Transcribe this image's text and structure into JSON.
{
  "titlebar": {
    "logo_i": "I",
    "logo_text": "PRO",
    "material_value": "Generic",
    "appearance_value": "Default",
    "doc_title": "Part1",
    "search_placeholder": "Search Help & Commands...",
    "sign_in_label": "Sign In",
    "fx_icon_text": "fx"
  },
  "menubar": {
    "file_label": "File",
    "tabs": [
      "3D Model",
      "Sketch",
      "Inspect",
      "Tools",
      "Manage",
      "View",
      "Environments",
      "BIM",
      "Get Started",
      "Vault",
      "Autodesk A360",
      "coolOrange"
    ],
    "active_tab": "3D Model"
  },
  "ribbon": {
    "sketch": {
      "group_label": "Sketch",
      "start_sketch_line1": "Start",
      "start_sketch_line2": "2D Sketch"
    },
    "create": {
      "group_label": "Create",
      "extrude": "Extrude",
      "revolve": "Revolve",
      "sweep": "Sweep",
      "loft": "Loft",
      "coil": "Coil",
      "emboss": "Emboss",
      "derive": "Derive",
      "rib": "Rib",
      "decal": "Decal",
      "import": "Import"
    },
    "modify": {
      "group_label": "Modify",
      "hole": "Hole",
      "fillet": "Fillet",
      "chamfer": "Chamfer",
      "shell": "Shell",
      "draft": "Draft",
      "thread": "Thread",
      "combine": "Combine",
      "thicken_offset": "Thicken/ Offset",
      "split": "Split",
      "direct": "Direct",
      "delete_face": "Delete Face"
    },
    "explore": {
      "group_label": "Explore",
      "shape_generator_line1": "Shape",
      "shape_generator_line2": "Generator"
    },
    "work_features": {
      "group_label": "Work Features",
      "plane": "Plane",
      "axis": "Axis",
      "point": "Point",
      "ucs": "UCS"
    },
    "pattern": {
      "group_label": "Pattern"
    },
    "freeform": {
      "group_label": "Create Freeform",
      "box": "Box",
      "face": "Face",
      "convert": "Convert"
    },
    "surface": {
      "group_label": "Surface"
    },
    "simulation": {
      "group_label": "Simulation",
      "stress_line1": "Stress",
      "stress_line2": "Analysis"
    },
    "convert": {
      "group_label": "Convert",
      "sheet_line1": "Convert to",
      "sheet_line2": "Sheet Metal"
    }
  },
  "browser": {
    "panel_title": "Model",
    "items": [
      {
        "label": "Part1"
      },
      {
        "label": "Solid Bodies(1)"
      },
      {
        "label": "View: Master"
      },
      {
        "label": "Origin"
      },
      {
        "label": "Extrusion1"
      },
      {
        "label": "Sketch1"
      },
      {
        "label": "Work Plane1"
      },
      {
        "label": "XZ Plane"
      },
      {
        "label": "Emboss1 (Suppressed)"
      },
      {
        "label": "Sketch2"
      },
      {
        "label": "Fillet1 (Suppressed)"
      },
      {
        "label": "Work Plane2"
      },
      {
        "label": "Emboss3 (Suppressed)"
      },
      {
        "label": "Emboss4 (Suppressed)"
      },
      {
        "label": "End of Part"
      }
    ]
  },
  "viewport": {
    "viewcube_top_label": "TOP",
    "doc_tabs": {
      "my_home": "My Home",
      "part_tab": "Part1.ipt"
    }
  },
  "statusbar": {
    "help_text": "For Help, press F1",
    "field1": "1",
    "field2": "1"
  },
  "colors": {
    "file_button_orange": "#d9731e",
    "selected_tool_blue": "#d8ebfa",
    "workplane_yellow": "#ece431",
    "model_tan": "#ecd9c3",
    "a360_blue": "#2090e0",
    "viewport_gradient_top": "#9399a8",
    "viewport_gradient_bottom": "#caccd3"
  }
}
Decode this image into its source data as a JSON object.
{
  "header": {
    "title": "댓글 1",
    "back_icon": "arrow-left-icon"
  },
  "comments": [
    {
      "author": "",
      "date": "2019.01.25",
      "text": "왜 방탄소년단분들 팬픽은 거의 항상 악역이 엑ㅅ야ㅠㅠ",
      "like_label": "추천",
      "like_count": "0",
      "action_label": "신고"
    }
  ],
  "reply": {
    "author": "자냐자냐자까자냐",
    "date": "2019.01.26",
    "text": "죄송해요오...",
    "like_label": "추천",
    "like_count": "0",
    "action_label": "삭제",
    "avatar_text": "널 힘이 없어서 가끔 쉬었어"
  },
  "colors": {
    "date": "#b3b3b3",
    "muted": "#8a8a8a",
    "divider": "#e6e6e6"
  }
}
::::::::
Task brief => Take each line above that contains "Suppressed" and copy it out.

Written answer =>
        "label": "Emboss1 (Suppressed)"
        "label": "Fillet1 (Suppressed)"
        "label": "Emboss3 (Suppressed)"
        "label": "Emboss4 (Suppressed)"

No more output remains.